■ **ACTIVITY**: A faithful copy of the entries is required, with no images in it.

Start of GIVEN RECORDS

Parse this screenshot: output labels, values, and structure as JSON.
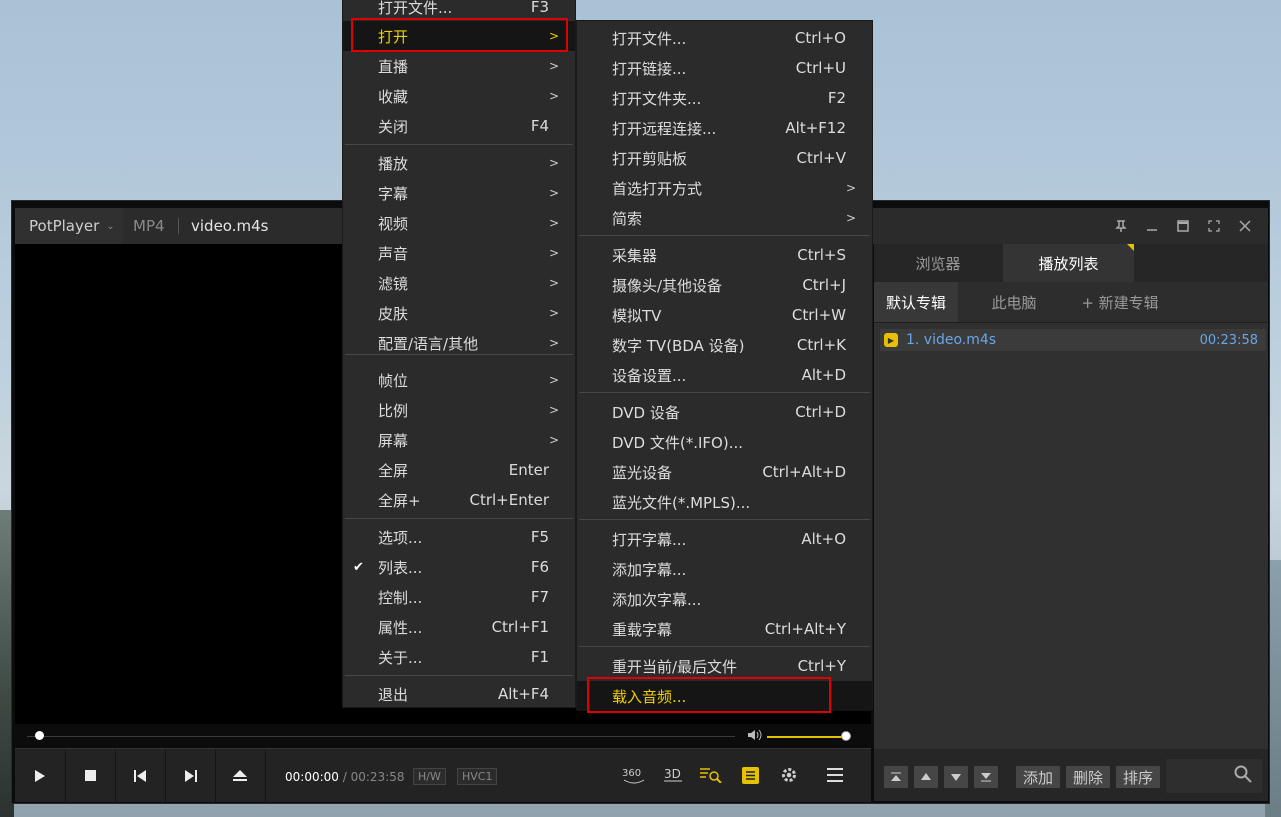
{
  "player": {
    "brand": "PotPlayer",
    "format": "MP4",
    "filename": "video.m4s",
    "time_current": "00:00:00",
    "time_separator": "/",
    "time_total": "00:23:58",
    "tag_hw": "H/W",
    "tag_codec": "HVC1",
    "seek_progress": 0,
    "volume_level": 0.95
  },
  "panel": {
    "tabs": [
      "浏览器",
      "播放列表"
    ],
    "active_tab": "播放列表",
    "subtabs": [
      "默认专辑",
      "此电脑",
      "+ 新建专辑"
    ],
    "playlist": [
      {
        "title": "1. video.m4s",
        "duration": "00:23:58"
      }
    ],
    "footer_buttons": [
      "添加",
      "删除",
      "排序"
    ]
  },
  "main_menu": {
    "items": [
      {
        "label": "打开文件...",
        "shortcut": "F3"
      },
      {
        "label": "打开",
        "submenu": ">",
        "highlighted": true
      },
      {
        "label": "直播",
        "submenu": ">"
      },
      {
        "label": "收藏",
        "submenu": ">"
      },
      {
        "label": "关闭",
        "shortcut": "F4"
      },
      {
        "label": "播放",
        "submenu": ">"
      },
      {
        "label": "字幕",
        "submenu": ">"
      },
      {
        "label": "视频",
        "submenu": ">"
      },
      {
        "label": "声音",
        "submenu": ">"
      },
      {
        "label": "滤镜",
        "submenu": ">"
      },
      {
        "label": "皮肤",
        "submenu": ">"
      },
      {
        "label": "配置/语言/其他",
        "submenu": ">"
      },
      {
        "label": "帧位",
        "submenu": ">"
      },
      {
        "label": "比例",
        "submenu": ">"
      },
      {
        "label": "屏幕",
        "submenu": ">"
      },
      {
        "label": "全屏",
        "shortcut": "Enter"
      },
      {
        "label": "全屏+",
        "shortcut": "Ctrl+Enter"
      },
      {
        "label": "选项...",
        "shortcut": "F5"
      },
      {
        "label": "列表...",
        "shortcut": "F6",
        "checked": true
      },
      {
        "label": "控制...",
        "shortcut": "F7"
      },
      {
        "label": "属性...",
        "shortcut": "Ctrl+F1"
      },
      {
        "label": "关于...",
        "shortcut": "F1"
      },
      {
        "label": "退出",
        "shortcut": "Alt+F4"
      }
    ]
  },
  "open_submenu": {
    "items": [
      {
        "label": "打开文件...",
        "shortcut": "Ctrl+O"
      },
      {
        "label": "打开链接...",
        "shortcut": "Ctrl+U"
      },
      {
        "label": "打开文件夹...",
        "shortcut": "F2"
      },
      {
        "label": "打开远程连接...",
        "shortcut": "Alt+F12"
      },
      {
        "label": "打开剪贴板",
        "shortcut": "Ctrl+V"
      },
      {
        "label": "首选打开方式",
        "submenu": ">"
      },
      {
        "label": "简索",
        "submenu": ">"
      },
      {
        "label": "采集器",
        "shortcut": "Ctrl+S"
      },
      {
        "label": "摄像头/其他设备",
        "shortcut": "Ctrl+J"
      },
      {
        "label": "模拟TV",
        "shortcut": "Ctrl+W"
      },
      {
        "label": "数字 TV(BDA 设备)",
        "shortcut": "Ctrl+K"
      },
      {
        "label": "设备设置...",
        "shortcut": "Alt+D"
      },
      {
        "label": "DVD 设备",
        "shortcut": "Ctrl+D"
      },
      {
        "label": "DVD 文件(*.IFO)..."
      },
      {
        "label": "蓝光设备",
        "shortcut": "Ctrl+Alt+D"
      },
      {
        "label": "蓝光文件(*.MPLS)..."
      },
      {
        "label": "打开字幕...",
        "shortcut": "Alt+O"
      },
      {
        "label": "添加字幕..."
      },
      {
        "label": "添加次字幕..."
      },
      {
        "label": "重载字幕",
        "shortcut": "Ctrl+Alt+Y"
      },
      {
        "label": "重开当前/最后文件",
        "shortcut": "Ctrl+Y"
      },
      {
        "label": "载入音频...",
        "highlighted": true
      }
    ]
  },
  "colors": {
    "highlight_text": "#f0d000",
    "annotation_box": "#e00000",
    "playlist_text": "#69a6e6"
  }
}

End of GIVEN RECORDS

■ **SOLUTION FOR THIS PROBLEM**:
Parse this screenshot: output labels, values, and structure as JSON.
{
  "player": {
    "brand": "PotPlayer",
    "format": "MP4",
    "filename": "video.m4s",
    "time_current": "00:00:00",
    "time_separator": "/",
    "time_total": "00:23:58",
    "tag_hw": "H/W",
    "tag_codec": "HVC1",
    "seek_progress": 0,
    "volume_level": 0.95
  },
  "panel": {
    "tabs": [
      "浏览器",
      "播放列表"
    ],
    "active_tab": "播放列表",
    "subtabs": [
      "默认专辑",
      "此电脑",
      "+ 新建专辑"
    ],
    "playlist": [
      {
        "title": "1. video.m4s",
        "duration": "00:23:58"
      }
    ],
    "footer_buttons": [
      "添加",
      "删除",
      "排序"
    ]
  },
  "main_menu": {
    "items": [
      {
        "label": "打开文件...",
        "shortcut": "F3"
      },
      {
        "label": "打开",
        "submenu": ">",
        "highlighted": true
      },
      {
        "label": "直播",
        "submenu": ">"
      },
      {
        "label": "收藏",
        "submenu": ">"
      },
      {
        "label": "关闭",
        "shortcut": "F4"
      },
      {
        "label": "播放",
        "submenu": ">"
      },
      {
        "label": "字幕",
        "submenu": ">"
      },
      {
        "label": "视频",
        "submenu": ">"
      },
      {
        "label": "声音",
        "submenu": ">"
      },
      {
        "label": "滤镜",
        "submenu": ">"
      },
      {
        "label": "皮肤",
        "submenu": ">"
      },
      {
        "label": "配置/语言/其他",
        "submenu": ">"
      },
      {
        "label": "帧位",
        "submenu": ">"
      },
      {
        "label": "比例",
        "submenu": ">"
      },
      {
        "label": "屏幕",
        "submenu": ">"
      },
      {
        "label": "全屏",
        "shortcut": "Enter"
      },
      {
        "label": "全屏+",
        "shortcut": "Ctrl+Enter"
      },
      {
        "label": "选项...",
        "shortcut": "F5"
      },
      {
        "label": "列表...",
        "shortcut": "F6",
        "checked": true
      },
      {
        "label": "控制...",
        "shortcut": "F7"
      },
      {
        "label": "属性...",
        "shortcut": "Ctrl+F1"
      },
      {
        "label": "关于...",
        "shortcut": "F1"
      },
      {
        "label": "退出",
        "shortcut": "Alt+F4"
      }
    ]
  },
  "open_submenu": {
    "items": [
      {
        "label": "打开文件...",
        "shortcut": "Ctrl+O"
      },
      {
        "label": "打开链接...",
        "shortcut": "Ctrl+U"
      },
      {
        "label": "打开文件夹...",
        "shortcut": "F2"
      },
      {
        "label": "打开远程连接...",
        "shortcut": "Alt+F12"
      },
      {
        "label": "打开剪贴板",
        "shortcut": "Ctrl+V"
      },
      {
        "label": "首选打开方式",
        "submenu": ">"
      },
      {
        "label": "简索",
        "submenu": ">"
      },
      {
        "label": "采集器",
        "shortcut": "Ctrl+S"
      },
      {
        "label": "摄像头/其他设备",
        "shortcut": "Ctrl+J"
      },
      {
        "label": "模拟TV",
        "shortcut": "Ctrl+W"
      },
      {
        "label": "数字 TV(BDA 设备)",
        "shortcut": "Ctrl+K"
      },
      {
        "label": "设备设置...",
        "shortcut": "Alt+D"
      },
      {
        "label": "DVD 设备",
        "shortcut": "Ctrl+D"
      },
      {
        "label": "DVD 文件(*.IFO)..."
      },
      {
        "label": "蓝光设备",
        "shortcut": "Ctrl+Alt+D"
      },
      {
        "label": "蓝光文件(*.MPLS)..."
      },
      {
        "label": "打开字幕...",
        "shortcut": "Alt+O"
      },
      {
        "label": "添加字幕..."
      },
      {
        "label": "添加次字幕..."
      },
      {
        "label": "重载字幕",
        "shortcut": "Ctrl+Alt+Y"
      },
      {
        "label": "重开当前/最后文件",
        "shortcut": "Ctrl+Y"
      },
      {
        "label": "载入音频...",
        "highlighted": true
      }
    ]
  },
  "colors": {
    "highlight_text": "#f0d000",
    "annotation_box": "#e00000",
    "playlist_text": "#69a6e6"
  }
}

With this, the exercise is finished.